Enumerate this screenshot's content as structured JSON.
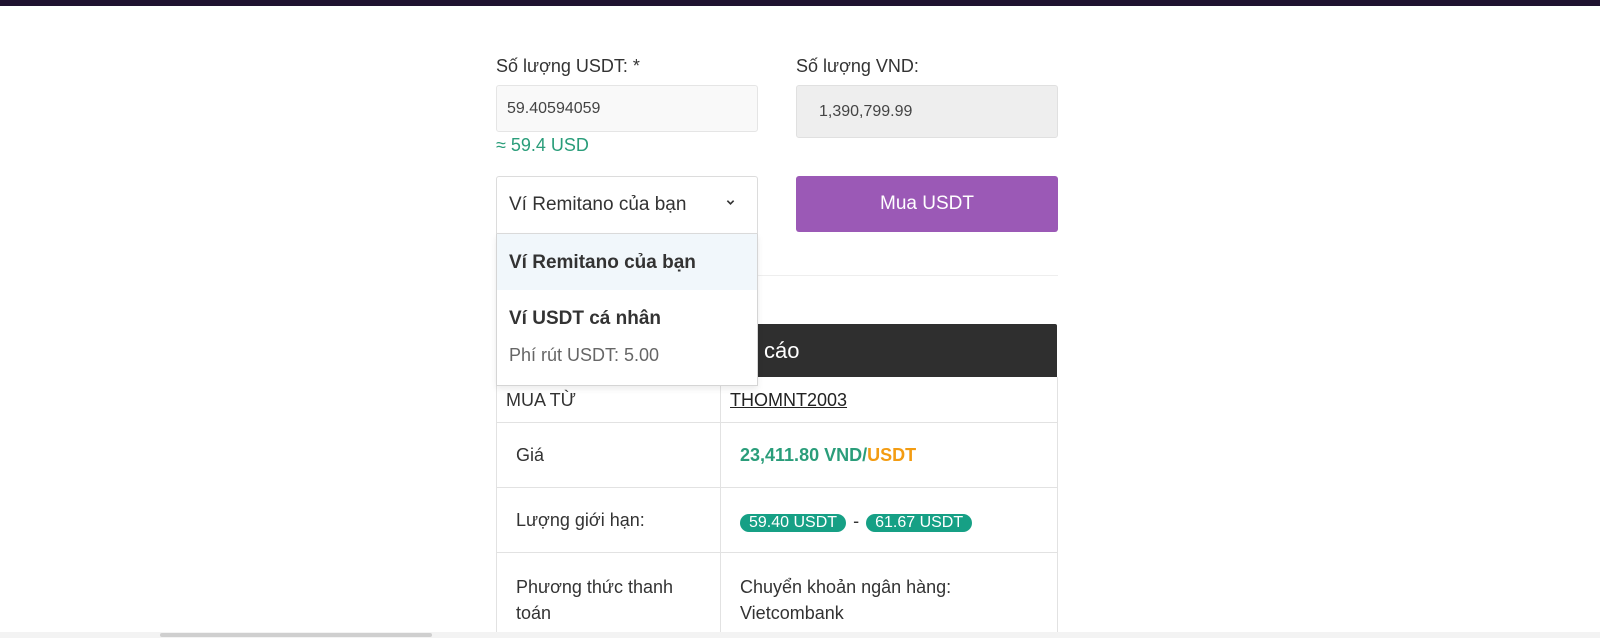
{
  "form": {
    "usdt_label": "Số lượng USDT: *",
    "usdt_value": "59.40594059",
    "usd_approx": "≈ 59.4 USD",
    "vnd_label": "Số lượng VND:",
    "vnd_value": "1,390,799.99",
    "wallet_selected": "Ví Remitano của bạn",
    "buy_button": "Mua USDT"
  },
  "dropdown": {
    "options": [
      {
        "title": "Ví Remitano của bạn"
      },
      {
        "title": "Ví USDT cá nhân",
        "subtitle": "Phí rút USDT: 5.00"
      }
    ]
  },
  "ad": {
    "header_visible": "cáo",
    "rows": {
      "buy_from_label": "MUA TỪ",
      "buy_from_value": "THOMNT2003",
      "price_label": "Giá",
      "price_amount": "23,411.80 VND/",
      "price_currency": "USDT",
      "limit_label": "Lượng giới hạn:",
      "limit_min": "59.40 USDT",
      "limit_sep": "-",
      "limit_max": "61.67 USDT",
      "payment_label": "Phương thức thanh toán",
      "payment_value": "Chuyển khoản ngân hàng: Vietcombank"
    }
  },
  "colors": {
    "accent_purple": "#9b59b6",
    "green": "#2a9d7a",
    "orange": "#f39c12",
    "pill_green": "#16a085"
  },
  "icons": {
    "select_chevron": "chevron-down-icon"
  }
}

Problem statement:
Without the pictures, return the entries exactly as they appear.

Exercise output:
Enumerate this screenshot's content as structured JSON.
{
  "form": {
    "usdt_label": "Số lượng USDT: *",
    "usdt_value": "59.40594059",
    "usd_approx": "≈ 59.4 USD",
    "vnd_label": "Số lượng VND:",
    "vnd_value": "1,390,799.99",
    "wallet_selected": "Ví Remitano của bạn",
    "buy_button": "Mua USDT"
  },
  "dropdown": {
    "options": [
      {
        "title": "Ví Remitano của bạn"
      },
      {
        "title": "Ví USDT cá nhân",
        "subtitle": "Phí rút USDT: 5.00"
      }
    ]
  },
  "ad": {
    "header_visible": "cáo",
    "rows": {
      "buy_from_label": "MUA TỪ",
      "buy_from_value": "THOMNT2003",
      "price_label": "Giá",
      "price_amount": "23,411.80 VND/",
      "price_currency": "USDT",
      "limit_label": "Lượng giới hạn:",
      "limit_min": "59.40 USDT",
      "limit_sep": "-",
      "limit_max": "61.67 USDT",
      "payment_label": "Phương thức thanh toán",
      "payment_value": "Chuyển khoản ngân hàng: Vietcombank"
    }
  },
  "colors": {
    "accent_purple": "#9b59b6",
    "green": "#2a9d7a",
    "orange": "#f39c12",
    "pill_green": "#16a085"
  },
  "icons": {
    "select_chevron": "chevron-down-icon"
  }
}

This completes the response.